▸ ACTIVITY
After reading the data, copy it out in full and exactly.
═════ RAW DATA
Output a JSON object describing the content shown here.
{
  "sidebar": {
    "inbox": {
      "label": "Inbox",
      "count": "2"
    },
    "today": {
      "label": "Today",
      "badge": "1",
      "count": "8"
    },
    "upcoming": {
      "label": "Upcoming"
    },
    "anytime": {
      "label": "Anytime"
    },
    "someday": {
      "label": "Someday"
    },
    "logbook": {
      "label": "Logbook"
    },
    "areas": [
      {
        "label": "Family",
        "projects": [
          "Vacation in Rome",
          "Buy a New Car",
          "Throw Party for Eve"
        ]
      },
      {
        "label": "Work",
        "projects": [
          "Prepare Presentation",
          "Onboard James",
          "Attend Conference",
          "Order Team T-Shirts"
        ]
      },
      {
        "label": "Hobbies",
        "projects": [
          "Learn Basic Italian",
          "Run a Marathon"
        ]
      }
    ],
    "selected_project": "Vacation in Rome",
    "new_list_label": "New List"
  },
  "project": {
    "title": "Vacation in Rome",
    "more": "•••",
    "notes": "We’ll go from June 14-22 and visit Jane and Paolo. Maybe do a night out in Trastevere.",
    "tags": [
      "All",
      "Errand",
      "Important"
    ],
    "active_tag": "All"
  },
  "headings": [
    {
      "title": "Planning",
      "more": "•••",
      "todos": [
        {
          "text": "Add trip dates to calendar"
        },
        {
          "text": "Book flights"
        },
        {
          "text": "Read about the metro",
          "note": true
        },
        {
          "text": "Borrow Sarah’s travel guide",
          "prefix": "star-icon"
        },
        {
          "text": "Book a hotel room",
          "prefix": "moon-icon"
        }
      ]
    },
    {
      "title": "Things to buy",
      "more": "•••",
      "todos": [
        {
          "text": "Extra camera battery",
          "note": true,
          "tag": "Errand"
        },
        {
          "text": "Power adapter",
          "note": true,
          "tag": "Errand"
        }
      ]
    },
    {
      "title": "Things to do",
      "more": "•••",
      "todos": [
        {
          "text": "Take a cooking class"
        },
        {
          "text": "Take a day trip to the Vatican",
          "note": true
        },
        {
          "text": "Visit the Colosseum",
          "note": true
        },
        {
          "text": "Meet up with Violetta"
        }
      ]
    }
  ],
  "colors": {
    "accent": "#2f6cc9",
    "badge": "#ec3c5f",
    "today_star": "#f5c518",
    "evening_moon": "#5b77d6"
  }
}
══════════
▸ WRITTEN RESPONSE
Output a JSON object describing the content shown here.
{
  "sidebar": {
    "inbox": {
      "label": "Inbox",
      "count": "2"
    },
    "today": {
      "label": "Today",
      "badge": "1",
      "count": "8"
    },
    "upcoming": {
      "label": "Upcoming"
    },
    "anytime": {
      "label": "Anytime"
    },
    "someday": {
      "label": "Someday"
    },
    "logbook": {
      "label": "Logbook"
    },
    "areas": [
      {
        "label": "Family",
        "projects": [
          "Vacation in Rome",
          "Buy a New Car",
          "Throw Party for Eve"
        ]
      },
      {
        "label": "Work",
        "projects": [
          "Prepare Presentation",
          "Onboard James",
          "Attend Conference",
          "Order Team T-Shirts"
        ]
      },
      {
        "label": "Hobbies",
        "projects": [
          "Learn Basic Italian",
          "Run a Marathon"
        ]
      }
    ],
    "selected_project": "Vacation in Rome",
    "new_list_label": "New List"
  },
  "project": {
    "title": "Vacation in Rome",
    "more": "•••",
    "notes": "We’ll go from June 14-22 and visit Jane and Paolo. Maybe do a night out in Trastevere.",
    "tags": [
      "All",
      "Errand",
      "Important"
    ],
    "active_tag": "All"
  },
  "headings": [
    {
      "title": "Planning",
      "more": "•••",
      "todos": [
        {
          "text": "Add trip dates to calendar"
        },
        {
          "text": "Book flights"
        },
        {
          "text": "Read about the metro",
          "note": true
        },
        {
          "text": "Borrow Sarah’s travel guide",
          "prefix": "star-icon"
        },
        {
          "text": "Book a hotel room",
          "prefix": "moon-icon"
        }
      ]
    },
    {
      "title": "Things to buy",
      "more": "•••",
      "todos": [
        {
          "text": "Extra camera battery",
          "note": true,
          "tag": "Errand"
        },
        {
          "text": "Power adapter",
          "note": true,
          "tag": "Errand"
        }
      ]
    },
    {
      "title": "Things to do",
      "more": "•••",
      "todos": [
        {
          "text": "Take a cooking class"
        },
        {
          "text": "Take a day trip to the Vatican",
          "note": true
        },
        {
          "text": "Visit the Colosseum",
          "note": true
        },
        {
          "text": "Meet up with Violetta"
        }
      ]
    }
  ],
  "colors": {
    "accent": "#2f6cc9",
    "badge": "#ec3c5f",
    "today_star": "#f5c518",
    "evening_moon": "#5b77d6"
  }
}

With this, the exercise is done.